### Exercise objective:
Every line of the material is to be duplicated precisely.

### Task input:
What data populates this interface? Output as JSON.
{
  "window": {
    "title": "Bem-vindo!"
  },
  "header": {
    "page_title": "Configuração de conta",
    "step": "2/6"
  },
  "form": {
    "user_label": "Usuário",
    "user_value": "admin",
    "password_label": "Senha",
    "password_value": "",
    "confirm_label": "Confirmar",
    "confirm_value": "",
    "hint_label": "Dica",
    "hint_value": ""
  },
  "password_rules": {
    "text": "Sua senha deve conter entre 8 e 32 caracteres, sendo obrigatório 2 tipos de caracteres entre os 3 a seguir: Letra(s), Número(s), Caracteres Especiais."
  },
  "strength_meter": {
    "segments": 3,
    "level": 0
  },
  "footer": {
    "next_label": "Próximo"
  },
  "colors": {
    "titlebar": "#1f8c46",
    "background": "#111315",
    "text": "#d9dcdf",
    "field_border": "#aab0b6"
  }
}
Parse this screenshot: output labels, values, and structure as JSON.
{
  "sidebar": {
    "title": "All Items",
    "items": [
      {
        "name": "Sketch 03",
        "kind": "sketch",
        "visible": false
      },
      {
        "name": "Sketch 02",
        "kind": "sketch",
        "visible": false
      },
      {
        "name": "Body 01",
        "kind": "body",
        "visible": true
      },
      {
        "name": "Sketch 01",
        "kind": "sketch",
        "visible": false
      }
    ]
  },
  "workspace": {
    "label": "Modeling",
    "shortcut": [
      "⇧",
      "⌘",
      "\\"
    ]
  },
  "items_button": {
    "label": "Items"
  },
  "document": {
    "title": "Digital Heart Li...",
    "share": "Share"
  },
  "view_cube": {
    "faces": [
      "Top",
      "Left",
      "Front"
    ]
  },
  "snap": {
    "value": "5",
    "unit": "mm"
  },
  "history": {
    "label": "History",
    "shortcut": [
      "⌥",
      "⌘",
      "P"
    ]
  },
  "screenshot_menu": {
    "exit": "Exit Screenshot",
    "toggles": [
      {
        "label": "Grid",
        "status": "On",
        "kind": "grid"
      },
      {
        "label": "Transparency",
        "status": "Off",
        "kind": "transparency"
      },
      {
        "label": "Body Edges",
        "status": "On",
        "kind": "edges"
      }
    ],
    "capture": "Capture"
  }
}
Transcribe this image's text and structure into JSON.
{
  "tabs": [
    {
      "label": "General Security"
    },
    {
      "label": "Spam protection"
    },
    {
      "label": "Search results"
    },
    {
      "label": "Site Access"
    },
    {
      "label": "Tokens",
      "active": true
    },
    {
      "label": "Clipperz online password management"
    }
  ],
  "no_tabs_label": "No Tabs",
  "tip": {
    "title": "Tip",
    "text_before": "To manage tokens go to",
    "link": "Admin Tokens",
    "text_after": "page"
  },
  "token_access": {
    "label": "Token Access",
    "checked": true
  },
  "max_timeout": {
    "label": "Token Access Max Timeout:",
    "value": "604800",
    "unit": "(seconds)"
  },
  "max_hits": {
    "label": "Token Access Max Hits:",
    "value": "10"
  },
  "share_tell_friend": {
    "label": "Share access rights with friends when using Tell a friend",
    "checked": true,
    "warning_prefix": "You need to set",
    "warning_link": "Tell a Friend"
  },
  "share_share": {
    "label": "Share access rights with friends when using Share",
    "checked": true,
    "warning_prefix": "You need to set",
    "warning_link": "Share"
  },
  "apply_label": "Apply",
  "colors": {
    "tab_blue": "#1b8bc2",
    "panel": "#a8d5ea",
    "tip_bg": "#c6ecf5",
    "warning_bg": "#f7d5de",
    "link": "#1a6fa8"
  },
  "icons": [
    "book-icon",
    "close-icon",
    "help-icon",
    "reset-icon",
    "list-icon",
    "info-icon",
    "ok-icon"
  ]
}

### Exercise solution:
What data populates this interface? Output as JSON.
{
  "window": {
    "title": "Bem-vindo!"
  },
  "header": {
    "page_title": "Configuração de conta",
    "step": "2/6"
  },
  "form": {
    "user_label": "Usuário",
    "user_value": "admin",
    "password_label": "Senha",
    "password_value": "",
    "confirm_label": "Confirmar",
    "confirm_value": "",
    "hint_label": "Dica",
    "hint_value": ""
  },
  "password_rules": {
    "text": "Sua senha deve conter entre 8 e 32 caracteres, sendo obrigatório 2 tipos de caracteres entre os 3 a seguir: Letra(s), Número(s), Caracteres Especiais."
  },
  "strength_meter": {
    "segments": 3,
    "level": 0
  },
  "footer": {
    "next_label": "Próximo"
  },
  "colors": {
    "titlebar": "#1f8c46",
    "background": "#111315",
    "text": "#d9dcdf",
    "field_border": "#aab0b6"
  }
}
Parse this screenshot: output labels, values, and structure as JSON.
{
  "sidebar": {
    "title": "All Items",
    "items": [
      {
        "name": "Sketch 03",
        "kind": "sketch",
        "visible": false
      },
      {
        "name": "Sketch 02",
        "kind": "sketch",
        "visible": false
      },
      {
        "name": "Body 01",
        "kind": "body",
        "visible": true
      },
      {
        "name": "Sketch 01",
        "kind": "sketch",
        "visible": false
      }
    ]
  },
  "workspace": {
    "label": "Modeling",
    "shortcut": [
      "⇧",
      "⌘",
      "\\"
    ]
  },
  "items_button": {
    "label": "Items"
  },
  "document": {
    "title": "Digital Heart Li...",
    "share": "Share"
  },
  "view_cube": {
    "faces": [
      "Top",
      "Left",
      "Front"
    ]
  },
  "snap": {
    "value": "5",
    "unit": "mm"
  },
  "history": {
    "label": "History",
    "shortcut": [
      "⌥",
      "⌘",
      "P"
    ]
  },
  "screenshot_menu": {
    "exit": "Exit Screenshot",
    "toggles": [
      {
        "label": "Grid",
        "status": "On",
        "kind": "grid"
      },
      {
        "label": "Transparency",
        "status": "Off",
        "kind": "transparency"
      },
      {
        "label": "Body Edges",
        "status": "On",
        "kind": "edges"
      }
    ],
    "capture": "Capture"
  }
}
Transcribe this image's text and structure into JSON.
{
  "tabs": [
    {
      "label": "General Security"
    },
    {
      "label": "Spam protection"
    },
    {
      "label": "Search results"
    },
    {
      "label": "Site Access"
    },
    {
      "label": "Tokens",
      "active": true
    },
    {
      "label": "Clipperz online password management"
    }
  ],
  "no_tabs_label": "No Tabs",
  "tip": {
    "title": "Tip",
    "text_before": "To manage tokens go to",
    "link": "Admin Tokens",
    "text_after": "page"
  },
  "token_access": {
    "label": "Token Access",
    "checked": true
  },
  "max_timeout": {
    "label": "Token Access Max Timeout:",
    "value": "604800",
    "unit": "(seconds)"
  },
  "max_hits": {
    "label": "Token Access Max Hits:",
    "value": "10"
  },
  "share_tell_friend": {
    "label": "Share access rights with friends when using Tell a friend",
    "checked": true,
    "warning_prefix": "You need to set",
    "warning_link": "Tell a Friend"
  },
  "share_share": {
    "label": "Share access rights with friends when using Share",
    "checked": true,
    "warning_prefix": "You need to set",
    "warning_link": "Share"
  },
  "apply_label": "Apply",
  "colors": {
    "tab_blue": "#1b8bc2",
    "panel": "#a8d5ea",
    "tip_bg": "#c6ecf5",
    "warning_bg": "#f7d5de",
    "link": "#1a6fa8"
  },
  "icons": [
    "book-icon",
    "close-icon",
    "help-icon",
    "reset-icon",
    "list-icon",
    "info-icon",
    "ok-icon"
  ]
}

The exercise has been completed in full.